PROBLEM STATEMENT: How many lines in the data below include the word "roaming"? Respond with the number, nothing more.

Dataset rows describing interfaces
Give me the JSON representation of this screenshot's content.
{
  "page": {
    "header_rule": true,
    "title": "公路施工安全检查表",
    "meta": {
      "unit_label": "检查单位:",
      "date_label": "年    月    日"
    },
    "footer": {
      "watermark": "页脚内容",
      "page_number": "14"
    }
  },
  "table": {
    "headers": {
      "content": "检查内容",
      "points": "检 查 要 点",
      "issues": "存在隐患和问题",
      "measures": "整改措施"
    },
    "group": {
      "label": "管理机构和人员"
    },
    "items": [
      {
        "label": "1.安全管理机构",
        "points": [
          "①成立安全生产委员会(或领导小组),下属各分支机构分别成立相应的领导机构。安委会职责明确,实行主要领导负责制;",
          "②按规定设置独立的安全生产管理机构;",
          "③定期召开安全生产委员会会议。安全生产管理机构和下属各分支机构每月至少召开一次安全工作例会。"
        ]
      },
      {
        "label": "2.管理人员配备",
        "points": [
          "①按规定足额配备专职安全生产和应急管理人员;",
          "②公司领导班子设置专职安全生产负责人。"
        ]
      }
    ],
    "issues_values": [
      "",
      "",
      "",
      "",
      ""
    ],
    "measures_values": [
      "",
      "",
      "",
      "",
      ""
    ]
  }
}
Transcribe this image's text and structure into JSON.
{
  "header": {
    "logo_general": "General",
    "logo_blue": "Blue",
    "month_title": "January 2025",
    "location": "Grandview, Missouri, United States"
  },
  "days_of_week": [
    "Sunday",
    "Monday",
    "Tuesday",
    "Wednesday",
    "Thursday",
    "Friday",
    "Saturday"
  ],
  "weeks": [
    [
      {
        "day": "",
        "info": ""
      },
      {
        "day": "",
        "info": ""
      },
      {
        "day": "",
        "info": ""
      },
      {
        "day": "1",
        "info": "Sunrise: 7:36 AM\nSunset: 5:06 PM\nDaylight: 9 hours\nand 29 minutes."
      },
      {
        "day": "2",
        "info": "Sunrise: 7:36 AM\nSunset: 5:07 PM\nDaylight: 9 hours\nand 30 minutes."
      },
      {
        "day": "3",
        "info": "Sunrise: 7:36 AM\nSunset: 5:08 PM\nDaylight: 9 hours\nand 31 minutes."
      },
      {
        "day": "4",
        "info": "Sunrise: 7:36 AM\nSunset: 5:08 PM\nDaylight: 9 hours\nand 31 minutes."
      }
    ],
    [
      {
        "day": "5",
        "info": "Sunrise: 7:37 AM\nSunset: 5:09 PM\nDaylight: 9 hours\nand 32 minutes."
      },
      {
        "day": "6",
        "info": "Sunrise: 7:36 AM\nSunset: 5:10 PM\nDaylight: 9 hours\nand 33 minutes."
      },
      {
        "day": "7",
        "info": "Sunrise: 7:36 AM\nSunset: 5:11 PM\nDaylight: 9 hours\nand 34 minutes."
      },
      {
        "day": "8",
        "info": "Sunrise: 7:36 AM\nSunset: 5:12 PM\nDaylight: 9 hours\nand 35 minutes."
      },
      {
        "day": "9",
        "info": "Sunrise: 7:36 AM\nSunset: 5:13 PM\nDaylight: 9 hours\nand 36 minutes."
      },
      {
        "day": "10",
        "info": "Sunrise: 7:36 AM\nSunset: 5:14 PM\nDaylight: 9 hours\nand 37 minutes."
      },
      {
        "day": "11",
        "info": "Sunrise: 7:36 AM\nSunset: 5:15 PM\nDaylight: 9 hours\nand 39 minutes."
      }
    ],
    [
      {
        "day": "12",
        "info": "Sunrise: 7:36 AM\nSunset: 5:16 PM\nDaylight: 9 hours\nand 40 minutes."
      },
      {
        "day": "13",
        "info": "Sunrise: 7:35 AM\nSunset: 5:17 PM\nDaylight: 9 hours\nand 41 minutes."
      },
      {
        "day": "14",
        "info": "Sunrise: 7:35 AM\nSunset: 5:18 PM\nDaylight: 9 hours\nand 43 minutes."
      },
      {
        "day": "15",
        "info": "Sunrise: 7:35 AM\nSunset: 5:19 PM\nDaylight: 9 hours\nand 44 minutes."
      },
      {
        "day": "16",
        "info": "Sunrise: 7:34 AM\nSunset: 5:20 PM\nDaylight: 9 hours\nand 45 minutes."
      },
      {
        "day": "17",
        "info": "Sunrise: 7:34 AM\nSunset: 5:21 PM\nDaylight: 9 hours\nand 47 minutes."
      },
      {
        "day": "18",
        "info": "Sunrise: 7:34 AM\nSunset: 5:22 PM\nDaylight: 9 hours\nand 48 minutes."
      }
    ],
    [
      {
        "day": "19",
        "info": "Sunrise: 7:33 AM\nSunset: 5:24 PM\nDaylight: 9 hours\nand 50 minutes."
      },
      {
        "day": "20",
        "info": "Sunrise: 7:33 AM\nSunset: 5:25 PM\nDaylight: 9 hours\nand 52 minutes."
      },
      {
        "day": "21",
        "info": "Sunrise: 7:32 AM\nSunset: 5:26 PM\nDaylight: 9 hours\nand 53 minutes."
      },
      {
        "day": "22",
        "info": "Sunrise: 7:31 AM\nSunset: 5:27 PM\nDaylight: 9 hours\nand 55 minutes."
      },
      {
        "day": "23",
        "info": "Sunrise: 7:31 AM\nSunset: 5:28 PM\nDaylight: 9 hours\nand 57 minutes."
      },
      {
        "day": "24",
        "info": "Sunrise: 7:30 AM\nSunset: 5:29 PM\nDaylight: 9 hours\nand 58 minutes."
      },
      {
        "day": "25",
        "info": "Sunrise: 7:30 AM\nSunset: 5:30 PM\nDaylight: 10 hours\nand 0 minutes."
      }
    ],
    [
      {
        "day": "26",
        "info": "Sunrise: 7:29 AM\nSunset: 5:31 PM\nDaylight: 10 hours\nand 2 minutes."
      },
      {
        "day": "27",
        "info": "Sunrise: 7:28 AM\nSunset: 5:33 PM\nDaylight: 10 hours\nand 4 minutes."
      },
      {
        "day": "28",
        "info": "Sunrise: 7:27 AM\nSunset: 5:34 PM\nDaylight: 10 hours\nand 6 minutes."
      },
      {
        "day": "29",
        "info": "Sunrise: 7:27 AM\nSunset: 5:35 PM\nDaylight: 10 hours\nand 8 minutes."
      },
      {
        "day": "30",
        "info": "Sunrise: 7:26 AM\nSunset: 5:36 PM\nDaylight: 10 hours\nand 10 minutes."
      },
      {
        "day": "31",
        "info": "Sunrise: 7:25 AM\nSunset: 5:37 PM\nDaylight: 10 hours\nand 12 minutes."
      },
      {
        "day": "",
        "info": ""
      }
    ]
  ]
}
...
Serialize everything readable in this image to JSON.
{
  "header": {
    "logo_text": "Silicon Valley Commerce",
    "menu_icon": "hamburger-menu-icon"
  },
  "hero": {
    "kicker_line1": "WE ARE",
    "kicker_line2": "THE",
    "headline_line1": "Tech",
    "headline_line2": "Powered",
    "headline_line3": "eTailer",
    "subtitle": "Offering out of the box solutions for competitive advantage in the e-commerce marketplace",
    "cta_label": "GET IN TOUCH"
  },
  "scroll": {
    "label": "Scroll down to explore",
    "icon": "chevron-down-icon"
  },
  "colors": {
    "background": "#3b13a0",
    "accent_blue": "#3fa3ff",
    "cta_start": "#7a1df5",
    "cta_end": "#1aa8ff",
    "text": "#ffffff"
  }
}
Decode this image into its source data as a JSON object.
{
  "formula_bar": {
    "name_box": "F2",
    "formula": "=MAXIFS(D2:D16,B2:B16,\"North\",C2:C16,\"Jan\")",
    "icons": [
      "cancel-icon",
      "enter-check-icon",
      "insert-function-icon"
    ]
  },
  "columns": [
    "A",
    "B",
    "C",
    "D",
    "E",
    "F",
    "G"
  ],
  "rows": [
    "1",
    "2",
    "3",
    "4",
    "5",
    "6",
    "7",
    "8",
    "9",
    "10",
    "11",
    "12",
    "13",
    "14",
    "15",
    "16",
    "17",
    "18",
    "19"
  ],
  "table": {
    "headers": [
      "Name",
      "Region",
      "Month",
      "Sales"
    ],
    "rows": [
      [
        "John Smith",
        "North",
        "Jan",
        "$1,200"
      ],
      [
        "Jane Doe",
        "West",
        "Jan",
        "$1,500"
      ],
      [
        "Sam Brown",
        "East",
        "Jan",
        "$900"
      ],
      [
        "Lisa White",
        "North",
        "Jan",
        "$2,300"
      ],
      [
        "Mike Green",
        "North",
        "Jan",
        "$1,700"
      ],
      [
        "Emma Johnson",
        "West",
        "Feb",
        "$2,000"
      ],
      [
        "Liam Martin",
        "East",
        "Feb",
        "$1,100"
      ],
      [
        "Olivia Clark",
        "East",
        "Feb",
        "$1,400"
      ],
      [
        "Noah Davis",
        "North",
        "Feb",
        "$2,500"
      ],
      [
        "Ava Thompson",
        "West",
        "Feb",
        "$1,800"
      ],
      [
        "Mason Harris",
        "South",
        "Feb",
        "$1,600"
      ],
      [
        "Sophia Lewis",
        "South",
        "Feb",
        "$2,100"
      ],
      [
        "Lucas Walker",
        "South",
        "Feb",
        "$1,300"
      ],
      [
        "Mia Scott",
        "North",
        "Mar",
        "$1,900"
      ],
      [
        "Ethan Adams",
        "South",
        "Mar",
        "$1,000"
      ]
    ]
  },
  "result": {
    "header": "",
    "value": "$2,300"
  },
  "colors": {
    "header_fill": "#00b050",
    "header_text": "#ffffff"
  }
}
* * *
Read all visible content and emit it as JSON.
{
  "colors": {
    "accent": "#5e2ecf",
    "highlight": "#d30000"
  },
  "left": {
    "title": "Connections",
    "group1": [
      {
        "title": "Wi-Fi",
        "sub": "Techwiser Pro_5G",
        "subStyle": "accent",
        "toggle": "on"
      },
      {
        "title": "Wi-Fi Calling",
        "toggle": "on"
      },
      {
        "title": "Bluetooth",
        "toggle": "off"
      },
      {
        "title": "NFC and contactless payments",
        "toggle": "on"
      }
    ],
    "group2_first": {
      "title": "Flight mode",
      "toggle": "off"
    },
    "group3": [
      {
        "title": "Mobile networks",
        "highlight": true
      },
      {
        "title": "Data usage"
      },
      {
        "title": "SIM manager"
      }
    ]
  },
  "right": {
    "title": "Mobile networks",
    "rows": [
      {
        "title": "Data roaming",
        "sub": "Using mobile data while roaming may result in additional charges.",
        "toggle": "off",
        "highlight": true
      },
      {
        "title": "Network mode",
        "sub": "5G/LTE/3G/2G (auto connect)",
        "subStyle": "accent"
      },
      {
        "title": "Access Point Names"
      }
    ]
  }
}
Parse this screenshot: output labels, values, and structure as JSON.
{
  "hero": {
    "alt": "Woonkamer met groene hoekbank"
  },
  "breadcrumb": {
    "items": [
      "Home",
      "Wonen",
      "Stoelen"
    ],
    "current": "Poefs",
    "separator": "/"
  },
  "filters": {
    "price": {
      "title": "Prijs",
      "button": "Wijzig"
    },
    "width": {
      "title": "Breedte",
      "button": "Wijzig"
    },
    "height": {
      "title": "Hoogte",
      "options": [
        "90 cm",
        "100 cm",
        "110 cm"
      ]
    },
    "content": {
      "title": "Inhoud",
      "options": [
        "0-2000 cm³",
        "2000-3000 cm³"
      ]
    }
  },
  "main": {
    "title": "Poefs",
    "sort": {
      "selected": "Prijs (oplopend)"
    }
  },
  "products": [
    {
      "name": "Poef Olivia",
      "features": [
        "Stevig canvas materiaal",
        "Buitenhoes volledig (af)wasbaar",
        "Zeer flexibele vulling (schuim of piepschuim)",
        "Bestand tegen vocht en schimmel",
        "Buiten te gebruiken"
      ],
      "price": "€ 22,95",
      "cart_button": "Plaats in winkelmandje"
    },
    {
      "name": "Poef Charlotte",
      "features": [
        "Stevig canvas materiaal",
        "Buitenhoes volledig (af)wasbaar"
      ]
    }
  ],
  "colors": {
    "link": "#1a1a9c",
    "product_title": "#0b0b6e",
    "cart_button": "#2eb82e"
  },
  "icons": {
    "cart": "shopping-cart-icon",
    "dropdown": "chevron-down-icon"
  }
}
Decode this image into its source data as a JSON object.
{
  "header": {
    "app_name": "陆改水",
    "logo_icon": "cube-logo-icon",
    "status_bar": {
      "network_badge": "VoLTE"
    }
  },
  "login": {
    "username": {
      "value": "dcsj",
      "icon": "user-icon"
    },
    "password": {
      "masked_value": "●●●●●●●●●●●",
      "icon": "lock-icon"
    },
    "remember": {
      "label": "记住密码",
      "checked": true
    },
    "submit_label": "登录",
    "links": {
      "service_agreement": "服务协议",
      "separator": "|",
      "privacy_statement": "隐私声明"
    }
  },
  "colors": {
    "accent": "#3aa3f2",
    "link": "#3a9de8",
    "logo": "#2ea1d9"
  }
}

REPLY: 2